__Task item__
Of all the lines in the records below, copy only those that contain the string "accent".

__Data under study__
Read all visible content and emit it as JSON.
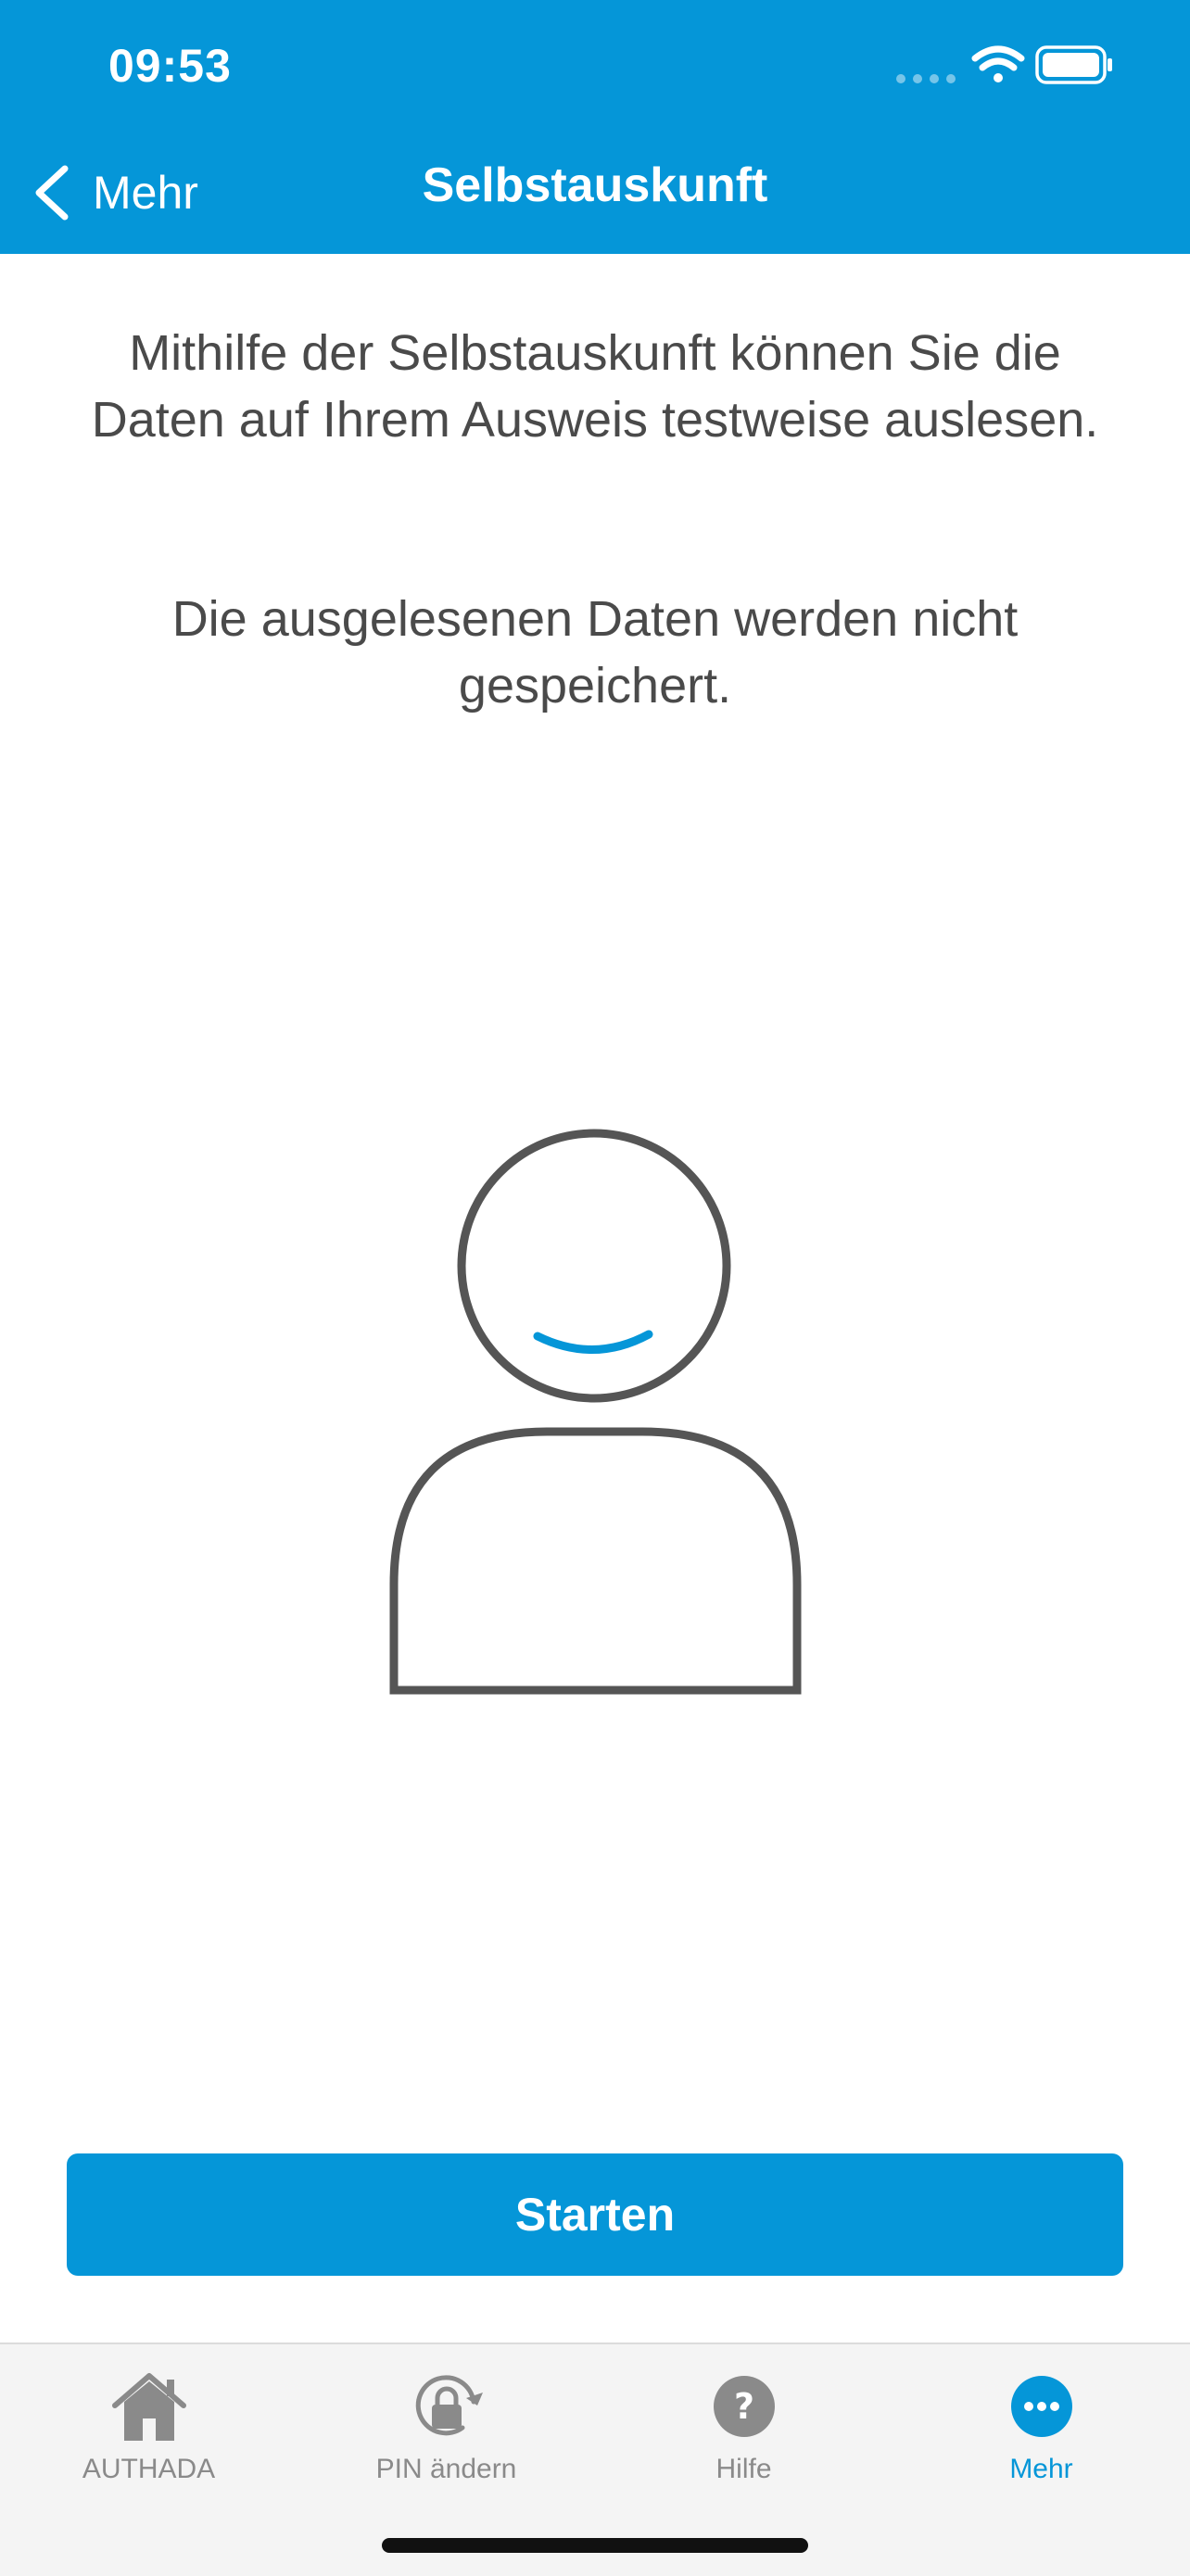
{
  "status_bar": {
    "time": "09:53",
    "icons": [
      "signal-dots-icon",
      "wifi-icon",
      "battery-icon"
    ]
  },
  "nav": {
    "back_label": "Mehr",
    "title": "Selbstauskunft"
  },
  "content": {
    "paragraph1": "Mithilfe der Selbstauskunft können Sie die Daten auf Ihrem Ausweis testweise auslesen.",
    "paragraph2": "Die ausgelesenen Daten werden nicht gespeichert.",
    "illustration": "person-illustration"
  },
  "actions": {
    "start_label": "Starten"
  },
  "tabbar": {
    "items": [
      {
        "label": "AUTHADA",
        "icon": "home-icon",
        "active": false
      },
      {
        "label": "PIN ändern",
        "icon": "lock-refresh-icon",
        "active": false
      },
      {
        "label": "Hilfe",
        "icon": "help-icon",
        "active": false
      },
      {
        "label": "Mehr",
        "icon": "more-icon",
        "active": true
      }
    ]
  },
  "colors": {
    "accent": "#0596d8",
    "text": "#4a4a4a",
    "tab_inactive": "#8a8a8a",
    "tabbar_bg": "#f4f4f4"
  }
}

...

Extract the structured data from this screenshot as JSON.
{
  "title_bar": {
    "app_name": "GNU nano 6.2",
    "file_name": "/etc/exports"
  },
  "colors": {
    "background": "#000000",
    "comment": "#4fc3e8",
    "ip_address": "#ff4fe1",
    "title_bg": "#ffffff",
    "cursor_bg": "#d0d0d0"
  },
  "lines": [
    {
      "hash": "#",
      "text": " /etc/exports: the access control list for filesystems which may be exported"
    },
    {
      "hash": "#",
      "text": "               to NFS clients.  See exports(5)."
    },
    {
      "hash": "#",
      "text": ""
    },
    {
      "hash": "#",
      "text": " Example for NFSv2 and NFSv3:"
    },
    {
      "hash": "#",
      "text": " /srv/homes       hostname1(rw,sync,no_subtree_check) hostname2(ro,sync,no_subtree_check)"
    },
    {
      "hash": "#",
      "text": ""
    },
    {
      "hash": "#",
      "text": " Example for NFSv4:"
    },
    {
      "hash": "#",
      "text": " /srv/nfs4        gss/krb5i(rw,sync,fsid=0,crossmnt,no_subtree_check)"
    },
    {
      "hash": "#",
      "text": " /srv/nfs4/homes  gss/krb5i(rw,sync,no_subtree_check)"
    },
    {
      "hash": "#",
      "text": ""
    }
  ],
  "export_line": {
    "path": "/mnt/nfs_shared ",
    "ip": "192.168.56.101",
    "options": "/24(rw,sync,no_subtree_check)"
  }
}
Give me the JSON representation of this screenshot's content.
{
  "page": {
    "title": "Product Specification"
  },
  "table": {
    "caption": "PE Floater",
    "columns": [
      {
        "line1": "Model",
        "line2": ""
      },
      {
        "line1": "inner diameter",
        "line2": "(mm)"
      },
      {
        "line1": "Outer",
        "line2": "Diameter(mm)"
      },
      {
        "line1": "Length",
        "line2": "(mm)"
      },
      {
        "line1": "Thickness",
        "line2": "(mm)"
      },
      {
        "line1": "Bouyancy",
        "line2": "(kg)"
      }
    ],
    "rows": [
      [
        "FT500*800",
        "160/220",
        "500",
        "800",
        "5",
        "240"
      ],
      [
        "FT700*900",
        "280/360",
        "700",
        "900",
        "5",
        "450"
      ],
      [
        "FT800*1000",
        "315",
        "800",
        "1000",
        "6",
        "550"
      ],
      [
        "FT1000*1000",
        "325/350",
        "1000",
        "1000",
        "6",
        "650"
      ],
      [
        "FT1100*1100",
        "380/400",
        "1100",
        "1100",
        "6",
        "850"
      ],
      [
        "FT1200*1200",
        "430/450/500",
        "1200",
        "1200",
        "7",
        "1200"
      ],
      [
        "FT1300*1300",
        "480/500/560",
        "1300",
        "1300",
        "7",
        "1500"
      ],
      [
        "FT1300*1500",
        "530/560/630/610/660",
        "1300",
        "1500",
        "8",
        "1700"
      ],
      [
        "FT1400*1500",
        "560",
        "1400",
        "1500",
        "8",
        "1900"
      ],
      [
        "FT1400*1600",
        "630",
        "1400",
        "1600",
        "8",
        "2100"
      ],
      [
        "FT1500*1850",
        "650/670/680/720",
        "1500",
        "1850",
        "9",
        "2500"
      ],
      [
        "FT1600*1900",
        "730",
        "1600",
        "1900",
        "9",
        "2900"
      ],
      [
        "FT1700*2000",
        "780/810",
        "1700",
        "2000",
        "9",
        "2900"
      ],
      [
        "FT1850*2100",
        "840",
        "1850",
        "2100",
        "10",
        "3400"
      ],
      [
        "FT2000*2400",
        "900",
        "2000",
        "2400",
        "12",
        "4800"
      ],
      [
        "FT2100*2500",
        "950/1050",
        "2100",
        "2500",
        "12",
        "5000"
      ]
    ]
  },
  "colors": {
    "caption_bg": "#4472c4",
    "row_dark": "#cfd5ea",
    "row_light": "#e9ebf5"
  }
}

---

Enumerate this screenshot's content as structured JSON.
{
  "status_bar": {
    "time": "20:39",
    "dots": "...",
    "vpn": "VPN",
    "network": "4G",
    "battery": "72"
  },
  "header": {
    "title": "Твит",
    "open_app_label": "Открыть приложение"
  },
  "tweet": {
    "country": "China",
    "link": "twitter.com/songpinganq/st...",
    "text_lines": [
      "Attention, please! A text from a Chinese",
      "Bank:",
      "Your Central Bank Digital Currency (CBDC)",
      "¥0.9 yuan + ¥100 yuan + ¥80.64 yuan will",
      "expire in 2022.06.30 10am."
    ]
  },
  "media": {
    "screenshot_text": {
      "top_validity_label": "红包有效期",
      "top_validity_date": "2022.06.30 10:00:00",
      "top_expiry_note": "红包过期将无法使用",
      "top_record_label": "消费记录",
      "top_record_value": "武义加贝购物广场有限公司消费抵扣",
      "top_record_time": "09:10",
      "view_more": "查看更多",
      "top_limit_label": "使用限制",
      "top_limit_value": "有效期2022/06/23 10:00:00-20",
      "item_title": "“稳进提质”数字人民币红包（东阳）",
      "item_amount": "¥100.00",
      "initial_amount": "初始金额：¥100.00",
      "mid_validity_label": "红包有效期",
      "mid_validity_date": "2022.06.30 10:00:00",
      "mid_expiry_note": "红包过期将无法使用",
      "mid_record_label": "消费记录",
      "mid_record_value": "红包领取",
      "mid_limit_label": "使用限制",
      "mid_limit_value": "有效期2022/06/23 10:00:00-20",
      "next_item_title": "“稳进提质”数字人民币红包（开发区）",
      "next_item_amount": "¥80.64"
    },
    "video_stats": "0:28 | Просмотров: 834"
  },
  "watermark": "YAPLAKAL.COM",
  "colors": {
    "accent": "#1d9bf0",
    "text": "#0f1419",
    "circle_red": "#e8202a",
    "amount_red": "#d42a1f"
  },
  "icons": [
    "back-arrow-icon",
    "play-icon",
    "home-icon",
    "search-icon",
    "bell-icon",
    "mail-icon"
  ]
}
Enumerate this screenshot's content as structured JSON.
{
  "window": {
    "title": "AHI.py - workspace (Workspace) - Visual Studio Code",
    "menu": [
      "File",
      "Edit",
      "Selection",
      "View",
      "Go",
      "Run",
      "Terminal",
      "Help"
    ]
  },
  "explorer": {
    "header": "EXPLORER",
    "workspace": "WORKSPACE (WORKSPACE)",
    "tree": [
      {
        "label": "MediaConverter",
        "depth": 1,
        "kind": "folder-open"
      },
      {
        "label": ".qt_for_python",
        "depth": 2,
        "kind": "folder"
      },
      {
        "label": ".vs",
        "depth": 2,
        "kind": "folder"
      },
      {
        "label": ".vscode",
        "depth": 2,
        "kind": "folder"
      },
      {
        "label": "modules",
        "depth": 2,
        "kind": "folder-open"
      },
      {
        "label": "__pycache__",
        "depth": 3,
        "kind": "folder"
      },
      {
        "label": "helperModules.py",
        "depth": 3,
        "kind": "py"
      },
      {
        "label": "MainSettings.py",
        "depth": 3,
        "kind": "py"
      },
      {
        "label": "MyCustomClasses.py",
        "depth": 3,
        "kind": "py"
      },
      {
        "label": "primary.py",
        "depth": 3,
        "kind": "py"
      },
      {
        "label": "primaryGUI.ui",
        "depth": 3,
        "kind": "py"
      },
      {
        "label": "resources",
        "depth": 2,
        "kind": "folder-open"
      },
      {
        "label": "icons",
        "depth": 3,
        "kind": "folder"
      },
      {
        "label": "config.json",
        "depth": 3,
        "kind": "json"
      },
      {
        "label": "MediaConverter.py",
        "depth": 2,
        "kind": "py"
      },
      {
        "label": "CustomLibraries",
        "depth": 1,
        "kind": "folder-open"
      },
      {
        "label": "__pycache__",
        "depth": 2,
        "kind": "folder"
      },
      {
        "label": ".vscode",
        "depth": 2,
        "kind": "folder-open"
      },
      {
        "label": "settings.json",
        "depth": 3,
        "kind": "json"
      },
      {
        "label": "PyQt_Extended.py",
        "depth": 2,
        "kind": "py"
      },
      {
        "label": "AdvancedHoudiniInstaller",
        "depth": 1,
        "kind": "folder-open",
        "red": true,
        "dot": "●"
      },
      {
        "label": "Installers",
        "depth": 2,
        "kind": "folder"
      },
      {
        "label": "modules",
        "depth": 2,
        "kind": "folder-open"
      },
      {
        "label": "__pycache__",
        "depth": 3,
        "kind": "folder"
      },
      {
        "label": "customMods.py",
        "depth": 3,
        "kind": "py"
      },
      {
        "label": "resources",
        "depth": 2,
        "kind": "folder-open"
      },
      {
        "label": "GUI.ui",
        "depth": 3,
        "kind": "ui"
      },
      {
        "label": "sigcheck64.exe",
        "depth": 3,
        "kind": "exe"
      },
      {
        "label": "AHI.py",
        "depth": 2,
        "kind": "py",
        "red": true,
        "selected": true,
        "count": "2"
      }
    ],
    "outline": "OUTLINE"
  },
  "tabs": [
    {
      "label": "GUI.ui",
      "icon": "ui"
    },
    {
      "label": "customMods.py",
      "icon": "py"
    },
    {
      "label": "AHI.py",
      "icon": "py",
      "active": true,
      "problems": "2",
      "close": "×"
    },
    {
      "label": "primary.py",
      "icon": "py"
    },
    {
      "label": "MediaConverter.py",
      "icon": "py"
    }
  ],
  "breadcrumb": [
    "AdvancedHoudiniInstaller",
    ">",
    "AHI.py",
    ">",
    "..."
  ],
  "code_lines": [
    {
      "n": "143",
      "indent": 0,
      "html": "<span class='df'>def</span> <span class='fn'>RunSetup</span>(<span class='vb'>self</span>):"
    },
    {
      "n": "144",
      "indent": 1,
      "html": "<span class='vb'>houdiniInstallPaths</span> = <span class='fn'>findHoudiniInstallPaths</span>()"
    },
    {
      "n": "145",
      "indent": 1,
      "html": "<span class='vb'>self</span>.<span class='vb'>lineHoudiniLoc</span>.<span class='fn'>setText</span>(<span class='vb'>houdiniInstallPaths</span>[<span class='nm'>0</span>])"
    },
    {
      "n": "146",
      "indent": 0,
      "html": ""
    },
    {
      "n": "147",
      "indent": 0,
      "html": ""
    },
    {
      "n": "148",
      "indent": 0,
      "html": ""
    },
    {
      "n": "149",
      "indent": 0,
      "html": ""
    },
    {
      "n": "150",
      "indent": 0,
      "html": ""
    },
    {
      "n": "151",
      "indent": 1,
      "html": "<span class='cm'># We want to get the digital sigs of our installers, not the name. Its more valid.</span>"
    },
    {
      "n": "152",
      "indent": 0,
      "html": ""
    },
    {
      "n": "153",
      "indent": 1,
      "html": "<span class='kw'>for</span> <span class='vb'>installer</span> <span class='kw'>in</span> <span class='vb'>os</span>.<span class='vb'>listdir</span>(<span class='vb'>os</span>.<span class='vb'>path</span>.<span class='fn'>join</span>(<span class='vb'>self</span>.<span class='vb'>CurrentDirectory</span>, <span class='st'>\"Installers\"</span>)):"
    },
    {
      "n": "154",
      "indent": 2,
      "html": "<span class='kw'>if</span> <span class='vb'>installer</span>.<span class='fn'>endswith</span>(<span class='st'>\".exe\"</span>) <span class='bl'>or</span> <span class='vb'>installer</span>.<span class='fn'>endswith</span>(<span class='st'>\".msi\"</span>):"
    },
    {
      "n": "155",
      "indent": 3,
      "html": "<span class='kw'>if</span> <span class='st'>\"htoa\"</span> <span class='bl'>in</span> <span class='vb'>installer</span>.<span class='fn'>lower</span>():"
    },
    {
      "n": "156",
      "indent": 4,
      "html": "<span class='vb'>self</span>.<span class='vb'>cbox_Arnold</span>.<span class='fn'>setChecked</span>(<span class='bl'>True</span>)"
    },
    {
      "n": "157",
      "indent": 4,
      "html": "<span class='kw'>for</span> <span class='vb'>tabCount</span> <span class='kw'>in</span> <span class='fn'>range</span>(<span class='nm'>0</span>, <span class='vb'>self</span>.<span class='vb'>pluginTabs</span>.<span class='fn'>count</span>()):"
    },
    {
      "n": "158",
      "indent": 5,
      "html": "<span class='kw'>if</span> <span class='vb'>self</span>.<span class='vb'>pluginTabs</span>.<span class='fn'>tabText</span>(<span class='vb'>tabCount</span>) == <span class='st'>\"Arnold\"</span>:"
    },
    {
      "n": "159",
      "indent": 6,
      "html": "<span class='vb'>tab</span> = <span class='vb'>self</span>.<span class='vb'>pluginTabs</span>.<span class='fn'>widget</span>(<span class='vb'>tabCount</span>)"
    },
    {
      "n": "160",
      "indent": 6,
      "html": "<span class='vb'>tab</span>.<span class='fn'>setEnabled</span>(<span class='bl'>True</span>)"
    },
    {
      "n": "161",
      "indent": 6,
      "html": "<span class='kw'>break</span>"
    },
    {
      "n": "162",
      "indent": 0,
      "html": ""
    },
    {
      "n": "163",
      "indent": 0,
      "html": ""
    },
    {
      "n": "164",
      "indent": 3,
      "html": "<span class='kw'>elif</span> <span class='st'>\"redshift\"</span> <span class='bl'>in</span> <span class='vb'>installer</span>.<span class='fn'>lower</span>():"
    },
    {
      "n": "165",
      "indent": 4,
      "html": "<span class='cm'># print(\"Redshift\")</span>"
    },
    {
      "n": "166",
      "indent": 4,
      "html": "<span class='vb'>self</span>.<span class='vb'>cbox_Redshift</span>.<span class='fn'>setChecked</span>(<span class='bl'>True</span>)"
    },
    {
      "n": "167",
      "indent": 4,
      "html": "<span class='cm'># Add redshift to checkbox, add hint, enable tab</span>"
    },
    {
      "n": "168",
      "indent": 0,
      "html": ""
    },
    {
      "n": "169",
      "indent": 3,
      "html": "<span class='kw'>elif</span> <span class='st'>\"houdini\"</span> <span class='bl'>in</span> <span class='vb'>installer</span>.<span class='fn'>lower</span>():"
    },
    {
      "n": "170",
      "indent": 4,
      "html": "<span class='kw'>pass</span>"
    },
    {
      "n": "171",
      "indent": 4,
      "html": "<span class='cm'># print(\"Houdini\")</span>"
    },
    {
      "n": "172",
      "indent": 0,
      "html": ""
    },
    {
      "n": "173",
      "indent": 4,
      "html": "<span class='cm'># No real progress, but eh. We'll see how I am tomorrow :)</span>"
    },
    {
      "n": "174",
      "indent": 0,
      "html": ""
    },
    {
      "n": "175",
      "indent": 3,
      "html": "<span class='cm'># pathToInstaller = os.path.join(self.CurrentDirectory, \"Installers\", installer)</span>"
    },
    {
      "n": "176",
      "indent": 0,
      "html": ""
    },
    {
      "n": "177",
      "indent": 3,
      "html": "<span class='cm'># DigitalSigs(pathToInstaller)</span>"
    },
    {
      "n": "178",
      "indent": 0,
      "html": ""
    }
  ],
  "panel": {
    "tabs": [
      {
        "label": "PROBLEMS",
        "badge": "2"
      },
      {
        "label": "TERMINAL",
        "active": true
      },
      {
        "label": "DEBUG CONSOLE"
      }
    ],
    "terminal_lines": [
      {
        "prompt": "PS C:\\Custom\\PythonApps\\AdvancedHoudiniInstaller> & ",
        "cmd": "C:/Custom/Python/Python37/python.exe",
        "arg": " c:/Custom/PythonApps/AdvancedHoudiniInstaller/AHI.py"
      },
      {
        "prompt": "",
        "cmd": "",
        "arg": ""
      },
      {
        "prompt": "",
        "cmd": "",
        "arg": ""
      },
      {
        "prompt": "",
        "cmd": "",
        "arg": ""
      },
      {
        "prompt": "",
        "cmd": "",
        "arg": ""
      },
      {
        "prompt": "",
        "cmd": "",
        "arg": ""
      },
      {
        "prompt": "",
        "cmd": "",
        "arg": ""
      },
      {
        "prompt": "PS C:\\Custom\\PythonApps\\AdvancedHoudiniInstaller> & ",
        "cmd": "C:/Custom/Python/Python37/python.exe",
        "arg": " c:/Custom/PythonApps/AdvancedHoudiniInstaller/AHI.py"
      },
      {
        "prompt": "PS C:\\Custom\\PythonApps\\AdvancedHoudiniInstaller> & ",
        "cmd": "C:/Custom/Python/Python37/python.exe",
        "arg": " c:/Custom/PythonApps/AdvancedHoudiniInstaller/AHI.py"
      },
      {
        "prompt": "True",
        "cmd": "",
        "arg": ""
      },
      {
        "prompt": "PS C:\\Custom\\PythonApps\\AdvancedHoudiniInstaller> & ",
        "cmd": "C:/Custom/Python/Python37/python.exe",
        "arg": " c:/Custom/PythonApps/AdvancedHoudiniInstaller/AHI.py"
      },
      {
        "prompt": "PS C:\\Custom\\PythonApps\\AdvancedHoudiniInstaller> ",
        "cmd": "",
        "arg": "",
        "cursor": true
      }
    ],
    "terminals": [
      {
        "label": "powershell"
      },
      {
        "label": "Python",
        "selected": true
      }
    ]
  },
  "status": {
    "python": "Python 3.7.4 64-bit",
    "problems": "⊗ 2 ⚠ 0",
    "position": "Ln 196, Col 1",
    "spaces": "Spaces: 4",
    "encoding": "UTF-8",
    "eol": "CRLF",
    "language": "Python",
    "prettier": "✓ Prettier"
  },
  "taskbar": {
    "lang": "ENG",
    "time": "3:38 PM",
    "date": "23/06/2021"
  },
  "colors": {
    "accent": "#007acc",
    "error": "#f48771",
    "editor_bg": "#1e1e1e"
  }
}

__Answer space__
    "accent": "#0596d8",
    "accent": "#1d9bf0",
    "accent": "#007acc",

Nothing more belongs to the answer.